The reply should be the records repeated exactly, without any images.

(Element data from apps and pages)
--
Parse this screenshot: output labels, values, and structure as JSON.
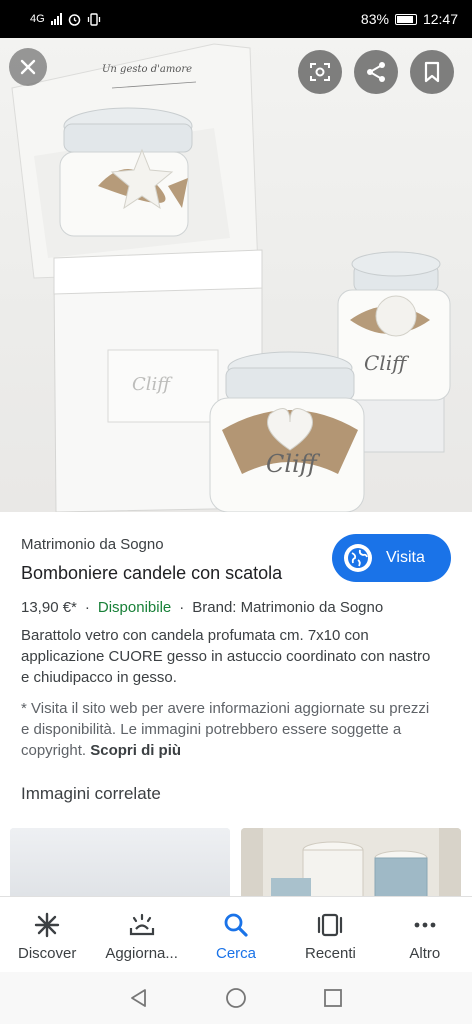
{
  "status_bar": {
    "network": "4G",
    "battery_pct": "83%",
    "time": "12:47"
  },
  "hero": {
    "close_icon": "close-icon",
    "lens_icon": "lens-icon",
    "share_icon": "share-icon",
    "bookmark_icon": "bookmark-icon",
    "box_script": "Un gesto d'amore",
    "brand_mark": "Cliff"
  },
  "product": {
    "site_name": "Matrimonio da Sogno",
    "title": "Bomboniere candele con scatola",
    "visit_label": "Visita",
    "price": "13,90 €*",
    "availability": "Disponibile",
    "brand": "Brand: Matrimonio da Sogno",
    "description": "Barattolo vetro con candela profumata cm. 7x10 con applicazione CUORE gesso in astuccio coordinato con nastro e chiudipacco in gesso.",
    "disclaimer": "* Visita il sito web per avere informazioni aggiornate su prezzi e disponibilità. Le immagini potrebbero essere soggette a copyright.",
    "learn_more": "Scopri di più",
    "related_title": "Immagini correlate"
  },
  "bottom_nav": {
    "items": [
      {
        "label": "Discover",
        "icon": "asterisk-icon"
      },
      {
        "label": "Aggiorna...",
        "icon": "updates-icon"
      },
      {
        "label": "Cerca",
        "icon": "search-icon"
      },
      {
        "label": "Recenti",
        "icon": "recent-tabs-icon"
      },
      {
        "label": "Altro",
        "icon": "more-icon"
      }
    ],
    "active_index": 2
  },
  "colors": {
    "accent": "#1a73e8",
    "available": "#188038"
  }
}
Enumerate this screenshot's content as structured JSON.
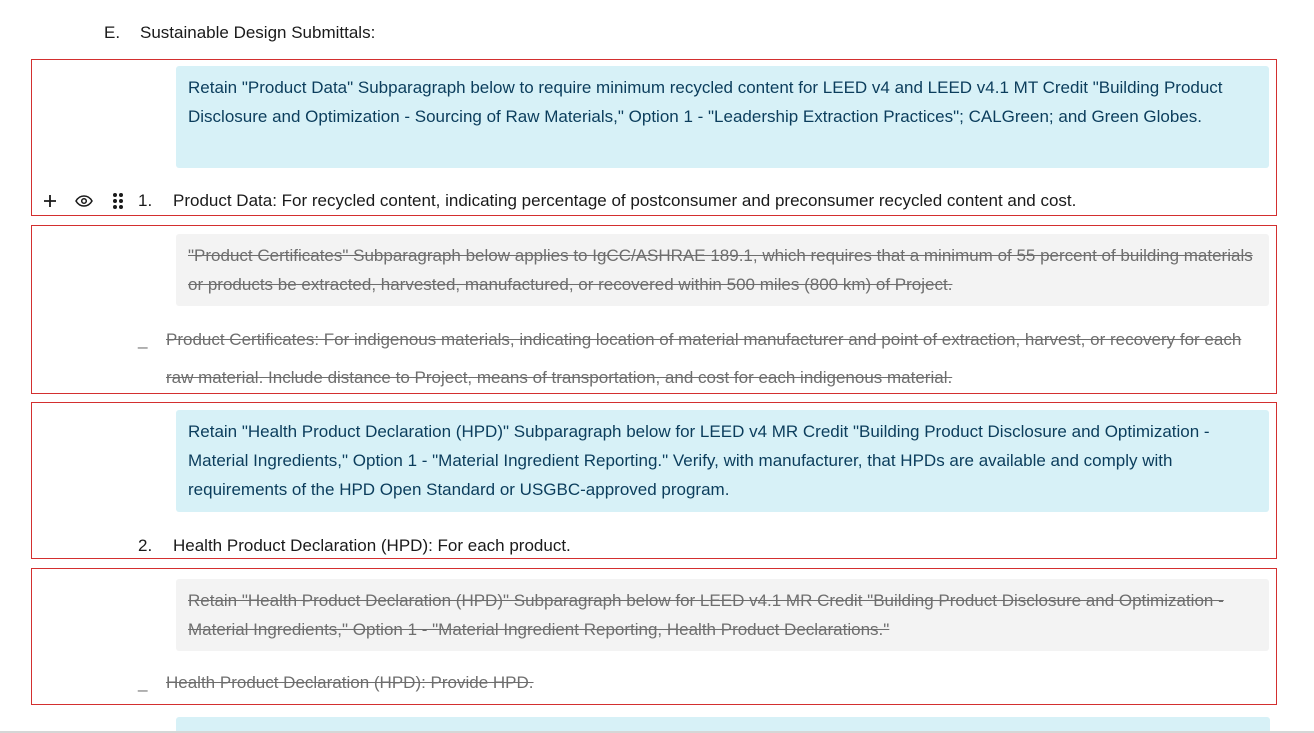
{
  "heading": {
    "number": "E.",
    "text": "Sustainable Design Submittals:"
  },
  "blocks": [
    {
      "note": "Retain \"Product Data\" Subparagraph below to require minimum recycled content for LEED v4 and LEED v4.1 MT Credit \"Building Product Disclosure and Optimization - Sourcing of Raw Materials,\" Option 1 - \"Leadership Extraction Practices\"; CALGreen; and Green Globes.",
      "number": "1.",
      "text": "Product Data: For recycled content, indicating percentage of postconsumer and preconsumer recycled content and cost."
    },
    {
      "note": "\"Product Certificates\" Subparagraph below applies to IgCC/ASHRAE 189.1, which requires that a minimum of 55 percent of building materials or products be extracted, harvested, manufactured, or recovered within 500 miles (800 km) of Project.",
      "number": "_",
      "text": "Product Certificates: For indigenous materials, indicating location of material manufacturer and point of extraction, harvest, or recovery for each raw material. Include distance to Project, means of transportation, and cost for each indigenous material."
    },
    {
      "note": "Retain \"Health Product Declaration (HPD)\" Subparagraph below for LEED v4 MR Credit \"Building Product Disclosure and Optimization - Material Ingredients,\" Option 1 - \"Material Ingredient Reporting.\" Verify, with manufacturer, that HPDs are available and comply with requirements of the HPD Open Standard or USGBC-approved program.",
      "number": "2.",
      "text": "Health Product Declaration (HPD): For each product."
    },
    {
      "note": "Retain \"Health Product Declaration (HPD)\" Subparagraph below for LEED v4.1 MR Credit \"Building Product Disclosure and Optimization - Material Ingredients,\" Option 1 - \"Material Ingredient Reporting, Health Product Declarations.\"",
      "number": "_",
      "text": "Health Product Declaration (HPD): Provide HPD."
    }
  ],
  "icons": [
    "plus-icon",
    "eye-icon",
    "drag-handle-icon"
  ]
}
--
# [RESPONSE TO THIS TASK]
Parse this screenshot: output labels, values, and structure as JSON.
{
  "status_bar": {
    "network": "4G",
    "battery_pct": "83%",
    "time": "12:47"
  },
  "hero": {
    "close_icon": "close-icon",
    "lens_icon": "lens-icon",
    "share_icon": "share-icon",
    "bookmark_icon": "bookmark-icon",
    "box_script": "Un gesto d'amore",
    "brand_mark": "Cliff"
  },
  "product": {
    "site_name": "Matrimonio da Sogno",
    "title": "Bomboniere candele con scatola",
    "visit_label": "Visita",
    "price": "13,90 €*",
    "availability": "Disponibile",
    "brand": "Brand: Matrimonio da Sogno",
    "description": "Barattolo vetro con candela profumata cm. 7x10 con applicazione CUORE gesso in astuccio coordinato con nastro e chiudipacco in gesso.",
    "disclaimer": "* Visita il sito web per avere informazioni aggiornate su prezzi e disponibilità. Le immagini potrebbero essere soggette a copyright.",
    "learn_more": "Scopri di più",
    "related_title": "Immagini correlate"
  },
  "bottom_nav": {
    "items": [
      {
        "label": "Discover",
        "icon": "asterisk-icon"
      },
      {
        "label": "Aggiorna...",
        "icon": "updates-icon"
      },
      {
        "label": "Cerca",
        "icon": "search-icon"
      },
      {
        "label": "Recenti",
        "icon": "recent-tabs-icon"
      },
      {
        "label": "Altro",
        "icon": "more-icon"
      }
    ],
    "active_index": 2
  },
  "colors": {
    "accent": "#1a73e8",
    "available": "#188038"
  }
}
Enumerate this screenshot's content as structured JSON.
{
  "heading": {
    "number": "E.",
    "text": "Sustainable Design Submittals:"
  },
  "blocks": [
    {
      "note": "Retain \"Product Data\" Subparagraph below to require minimum recycled content for LEED v4 and LEED v4.1 MT Credit \"Building Product Disclosure and Optimization - Sourcing of Raw Materials,\" Option 1 - \"Leadership Extraction Practices\"; CALGreen; and Green Globes.",
      "number": "1.",
      "text": "Product Data: For recycled content, indicating percentage of postconsumer and preconsumer recycled content and cost."
    },
    {
      "note": "\"Product Certificates\" Subparagraph below applies to IgCC/ASHRAE 189.1, which requires that a minimum of 55 percent of building materials or products be extracted, harvested, manufactured, or recovered within 500 miles (800 km) of Project.",
      "number": "_",
      "text": "Product Certificates: For indigenous materials, indicating location of material manufacturer and point of extraction, harvest, or recovery for each raw material. Include distance to Project, means of transportation, and cost for each indigenous material."
    },
    {
      "note": "Retain \"Health Product Declaration (HPD)\" Subparagraph below for LEED v4 MR Credit \"Building Product Disclosure and Optimization - Material Ingredients,\" Option 1 - \"Material Ingredient Reporting.\" Verify, with manufacturer, that HPDs are available and comply with requirements of the HPD Open Standard or USGBC-approved program.",
      "number": "2.",
      "text": "Health Product Declaration (HPD): For each product."
    },
    {
      "note": "Retain \"Health Product Declaration (HPD)\" Subparagraph below for LEED v4.1 MR Credit \"Building Product Disclosure and Optimization - Material Ingredients,\" Option 1 - \"Material Ingredient Reporting, Health Product Declarations.\"",
      "number": "_",
      "text": "Health Product Declaration (HPD): Provide HPD."
    }
  ],
  "icons": [
    "plus-icon",
    "eye-icon",
    "drag-handle-icon"
  ]
}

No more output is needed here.